According to reports, Pakistani troops opened fire on several posts of the Indian army in Poonch sector of Jammu and Kashmir around midnight, forcing the Indian side to retaliate.
Heavy exchange of fire continued for over seven hours. "Pakistan fired over 7000 rounds of heavy ammunition besides mortar shells on Indian posts during the seven-and-a-half-hour firing in Poonch," a Defence spokesperson said adding that it was "biggest ceasefire violation" in recent times. No causalities were however reported.
The sound of heavy firing and mortar blasts was heard in Poonch town.
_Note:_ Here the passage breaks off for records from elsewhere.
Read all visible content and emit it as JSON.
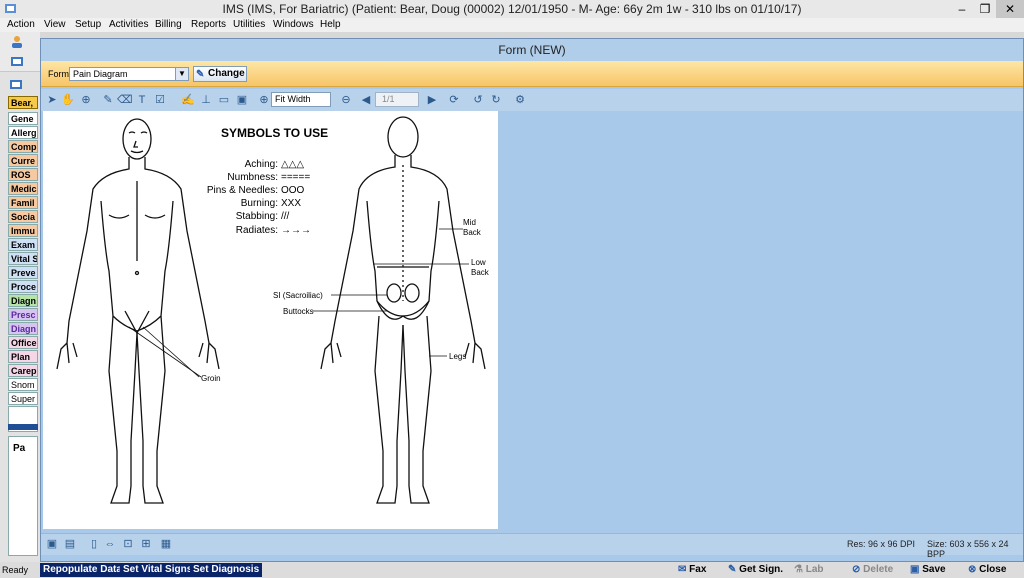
{
  "window": {
    "title": "IMS (IMS, For Bariatric)    (Patient: Bear, Doug  (00002) 12/01/1950 - M- Age: 66y 2m 1w - 310 lbs on 01/10/17)",
    "minimize": "–",
    "restore": "❐",
    "close": "✕"
  },
  "menu": [
    "Action",
    "View",
    "Setup",
    "Activities",
    "Billing",
    "Reports",
    "Utilities",
    "Windows",
    "Help"
  ],
  "sidebar": {
    "patient_tab": "Bear,",
    "items": [
      "Gene",
      "Allerg",
      "Comp",
      "Curre",
      "ROS",
      "Medic",
      "Famil",
      "Socia",
      "Immu",
      "Exam",
      "Vital S",
      "Preve",
      "Proce",
      "Diagn",
      "Presc",
      "Diagn",
      "Office",
      "Plan",
      "Carep",
      "Snom",
      "Super"
    ],
    "lower_item": "Pa"
  },
  "form_window": {
    "title": "Form (NEW)",
    "form_label": "Form:",
    "form_value": "Pain Diagram",
    "change_label": "Change",
    "zoom_value": "Fit Width",
    "page_value": "1/1",
    "resolution": "Res:  96 x 96 DPI",
    "size": "Size:  603 x 556 x 24 BPP"
  },
  "diagram": {
    "title": "SYMBOLS TO USE",
    "symbols": [
      {
        "label": "Aching:",
        "glyph": "△△△"
      },
      {
        "label": "Numbness:",
        "glyph": "====="
      },
      {
        "label": "Pins & Needles:",
        "glyph": "OOO"
      },
      {
        "label": "Burning:",
        "glyph": "XXX"
      },
      {
        "label": "Stabbing:",
        "glyph": "///"
      },
      {
        "label": "Radiates:",
        "glyph": "→→→"
      }
    ],
    "labels": {
      "mid_back_1": "Mid",
      "mid_back_2": "Back",
      "low_back_1": "Low",
      "low_back_2": "Back",
      "si": "SI (Sacroiliac)",
      "buttocks": "Buttocks",
      "legs": "Legs",
      "groin": "Groin"
    }
  },
  "status": {
    "ready": "Ready",
    "repopulate": "Repopulate Data",
    "vitals": "Set Vital Signs",
    "diagnosis": "Set Diagnosis",
    "fax": "Fax",
    "get_sign": "Get Sign.",
    "lab": "Lab",
    "delete": "Delete",
    "save": "Save",
    "close": "Close"
  },
  "colors": {
    "form_bar": "#f7c567",
    "window_bg": "#a9c9ea",
    "action_blue": "#0a246a"
  }
}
The exchange of fire triggered panic among the people living in the area.
Three days ago, heavy exchange of fire was reported from the Uri sector of Kashmir.
On Tuesday, five Indian soldiers patrolling the Line of Control in Poonch were ambushed by terrorists backed by the Pakistani Army. They had entered the Indian territory after crossing the border in Poonch, 200 km from Srinagar.
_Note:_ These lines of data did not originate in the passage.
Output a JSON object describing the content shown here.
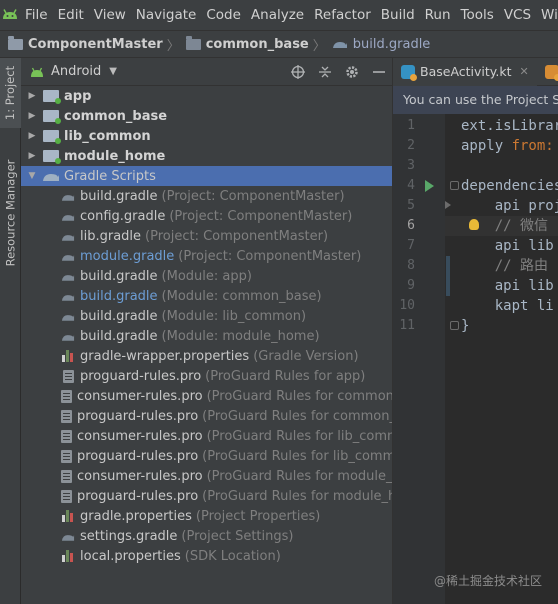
{
  "menubar": {
    "logo_icon": "android-studio-icon",
    "items": [
      "File",
      "Edit",
      "View",
      "Navigate",
      "Code",
      "Analyze",
      "Refactor",
      "Build",
      "Run",
      "Tools",
      "VCS",
      "Windo"
    ]
  },
  "breadcrumb": {
    "project": "ComponentMaster",
    "module": "common_base",
    "file": "build.gradle"
  },
  "left_strip": {
    "project_tab": "1: Project",
    "resource_tab": "Resource Manager"
  },
  "project_panel": {
    "view_mode": "Android",
    "tree": [
      {
        "name": "app",
        "kind": "module",
        "expanded": false
      },
      {
        "name": "common_base",
        "kind": "module",
        "expanded": false
      },
      {
        "name": "lib_common",
        "kind": "module",
        "expanded": false
      },
      {
        "name": "module_home",
        "kind": "module",
        "expanded": false
      },
      {
        "name": "Gradle Scripts",
        "kind": "group",
        "expanded": true,
        "selected": true
      },
      {
        "name": "build.gradle",
        "hint": "(Project: ComponentMaster)",
        "kind": "gradle"
      },
      {
        "name": "config.gradle",
        "hint": "(Project: ComponentMaster)",
        "kind": "gradle"
      },
      {
        "name": "lib.gradle",
        "hint": "(Project: ComponentMaster)",
        "kind": "gradle"
      },
      {
        "name": "module.gradle",
        "hint": "(Project: ComponentMaster)",
        "kind": "gradle",
        "modified": true
      },
      {
        "name": "build.gradle",
        "hint": "(Module: app)",
        "kind": "gradle"
      },
      {
        "name": "build.gradle",
        "hint": "(Module: common_base)",
        "kind": "gradle",
        "modified": true
      },
      {
        "name": "build.gradle",
        "hint": "(Module: lib_common)",
        "kind": "gradle"
      },
      {
        "name": "build.gradle",
        "hint": "(Module: module_home)",
        "kind": "gradle"
      },
      {
        "name": "gradle-wrapper.properties",
        "hint": "(Gradle Version)",
        "kind": "props"
      },
      {
        "name": "proguard-rules.pro",
        "hint": "(ProGuard Rules for app)",
        "kind": "doc"
      },
      {
        "name": "consumer-rules.pro",
        "hint": "(ProGuard Rules for common_bas",
        "kind": "doc"
      },
      {
        "name": "proguard-rules.pro",
        "hint": "(ProGuard Rules for common_bas",
        "kind": "doc"
      },
      {
        "name": "consumer-rules.pro",
        "hint": "(ProGuard Rules for lib_common)",
        "kind": "doc"
      },
      {
        "name": "proguard-rules.pro",
        "hint": "(ProGuard Rules for lib_common)",
        "kind": "doc"
      },
      {
        "name": "consumer-rules.pro",
        "hint": "(ProGuard Rules for module_hom",
        "kind": "doc"
      },
      {
        "name": "proguard-rules.pro",
        "hint": "(ProGuard Rules for module_hom",
        "kind": "doc"
      },
      {
        "name": "gradle.properties",
        "hint": "(Project Properties)",
        "kind": "props"
      },
      {
        "name": "settings.gradle",
        "hint": "(Project Settings)",
        "kind": "gradle"
      },
      {
        "name": "local.properties",
        "hint": "(SDK Location)",
        "kind": "props"
      }
    ]
  },
  "editor": {
    "tabs": [
      {
        "label": "BaseActivity.kt",
        "icon": "kotlin-file-icon"
      },
      {
        "label": "L",
        "icon": "layout-file-icon"
      }
    ],
    "notice": "You can use the Project Structure dialog",
    "lines": [
      {
        "n": "1",
        "text": "ext.isLibrary = true"
      },
      {
        "n": "2",
        "kw": "apply ",
        "kw2": "from:",
        "text": ""
      },
      {
        "n": "3",
        "text": ""
      },
      {
        "n": "4",
        "text": "dependencies {"
      },
      {
        "n": "5",
        "text": "    api project"
      },
      {
        "n": "6",
        "comment": "    // 微信",
        "current": true
      },
      {
        "n": "7",
        "text": "    api lib"
      },
      {
        "n": "8",
        "comment": "    // 路由"
      },
      {
        "n": "9",
        "text": "    api lib"
      },
      {
        "n": "10",
        "text": "    kapt li"
      },
      {
        "n": "11",
        "text": "}"
      }
    ]
  },
  "watermark": "@稀土掘金技术社区"
}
Following the killing of the soldiers, India had warned Pakistan that "our restraint should not be taken for granted". The incident has cast a shadow on a meeting between the Prime Ministers of the two countries scheduled for next month. Though the Indian government has not yet officially commented on whether the assault on the jawans will alter the meeting plan, sources say it is clear that "business as usual" will not continue with Pakistan and that the neighbour will have to effectively demonstrate its commitment to curbing attacks in India. (Defence Minister AK Antony blames Pakistan Army for attack, issues strong warning)
On Thursday, newly-elected Pakistani Prime Minister Nawaz Sharif tried to ease tensions by urging both sides to work swiftly to shore up a 10-year ceasefire. Mr Sharif expressed his sadness over the loss of life and said it was "imperative" for India and Pakistan to take "effective steps to ensure and restore" the truce.
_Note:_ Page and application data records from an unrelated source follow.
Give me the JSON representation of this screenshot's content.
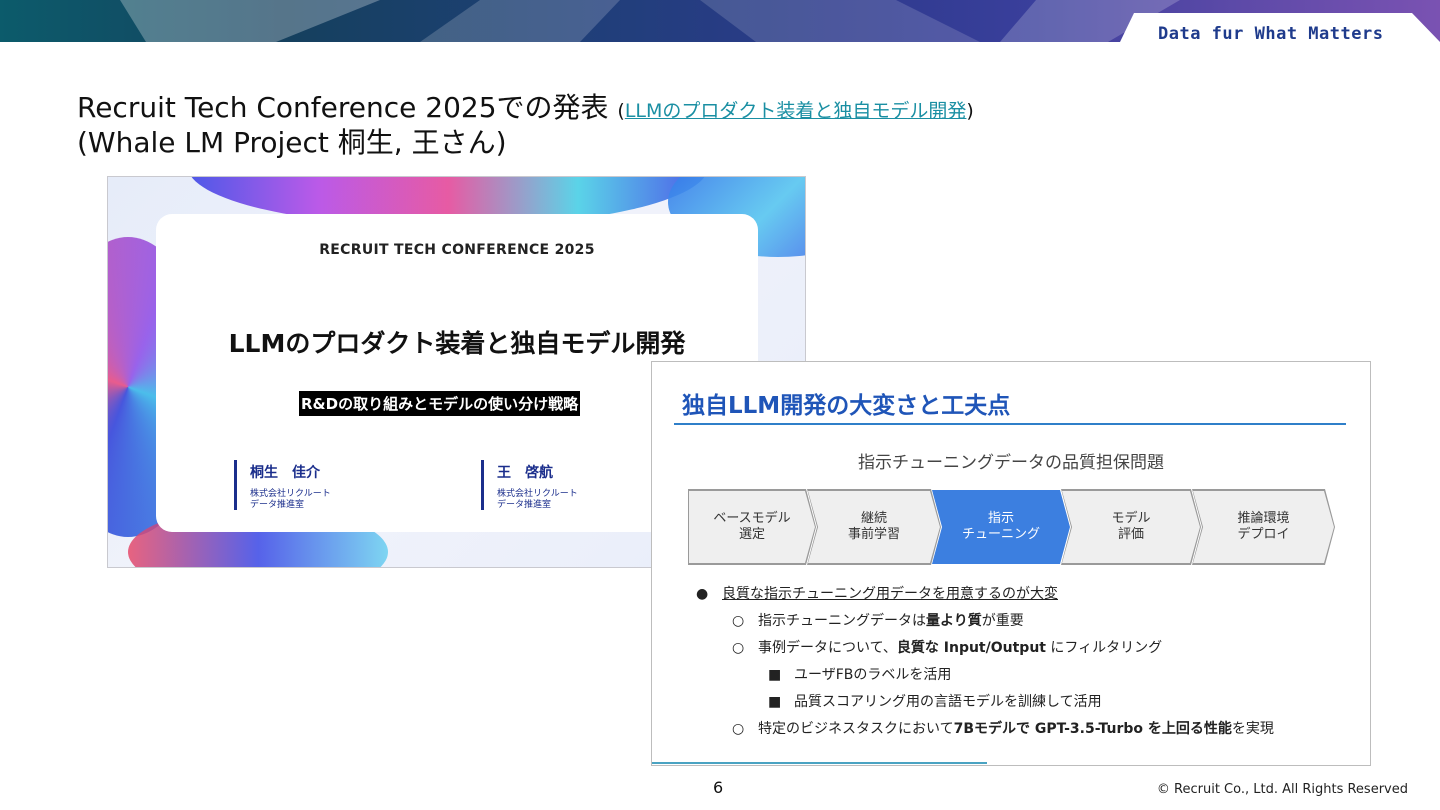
{
  "header": {
    "tagline": "Data fur What Matters",
    "colors": {
      "banner_start": "#0c5b6b",
      "banner_end": "#7a52b2",
      "tagline": "#1f3b8c"
    }
  },
  "title": {
    "main": "Recruit Tech Conference 2025での発表",
    "link_open_paren": "(",
    "link_text": "LLMのプロダクト装着と独自モデル開発",
    "link_close_paren": ")",
    "line2": "(Whale LM Project 桐生, 王さん)"
  },
  "cover_slide": {
    "conference": "RECRUIT TECH CONFERENCE 2025",
    "title": "LLMのプロダクト装着と独自モデル開発",
    "subtitle": "R&Dの取り組みとモデルの使い分け戦略",
    "speakers": [
      {
        "name": "桐生　佳介",
        "org": "株式会社リクルート\nデータ推進室"
      },
      {
        "name": "王　啓航",
        "org": "株式会社リクルート\nデータ推進室"
      }
    ]
  },
  "detail_slide": {
    "title": "独自LLM開発の大変さと工夫点",
    "subtitle": "指示チューニングデータの品質担保問題",
    "steps": [
      {
        "label": "ベースモデル\n選定",
        "active": false
      },
      {
        "label": "継続\n事前学習",
        "active": false
      },
      {
        "label": "指示\nチューニング",
        "active": true
      },
      {
        "label": "モデル\n評価",
        "active": false
      },
      {
        "label": "推論環境\nデプロイ",
        "active": false
      }
    ],
    "bullets": {
      "b1": {
        "mark": "●",
        "text": "良質な指示チューニング用データを用意するのが大変"
      },
      "b2": {
        "mark": "○",
        "pre": "指示チューニングデータは",
        "bold": "量より質",
        "post": "が重要"
      },
      "b3": {
        "mark": "○",
        "pre": "事例データについて、",
        "bold": "良質な Input/Output",
        "post": " にフィルタリング"
      },
      "b4": {
        "mark": "■",
        "text": "ユーザFBのラベルを活用"
      },
      "b5": {
        "mark": "■",
        "text": "品質スコアリング用の言語モデルを訓練して活用"
      },
      "b6": {
        "mark": "○",
        "pre": "特定のビジネスタスクにおいて",
        "bold1": "7Bモデルで GPT-3.5-Turbo を上回る性能",
        "post": "を実現"
      }
    },
    "colors": {
      "title": "#1f55b8",
      "active_step": "#3c7fe0",
      "rule": "#2f7fc9"
    }
  },
  "footer": {
    "page_number": "6",
    "copyright": "© Recruit Co., Ltd. All Rights Reserved"
  }
}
But the latest ceasefire violation, despite Mr Nawaz Sharif's statement, is bound to further strain the ties.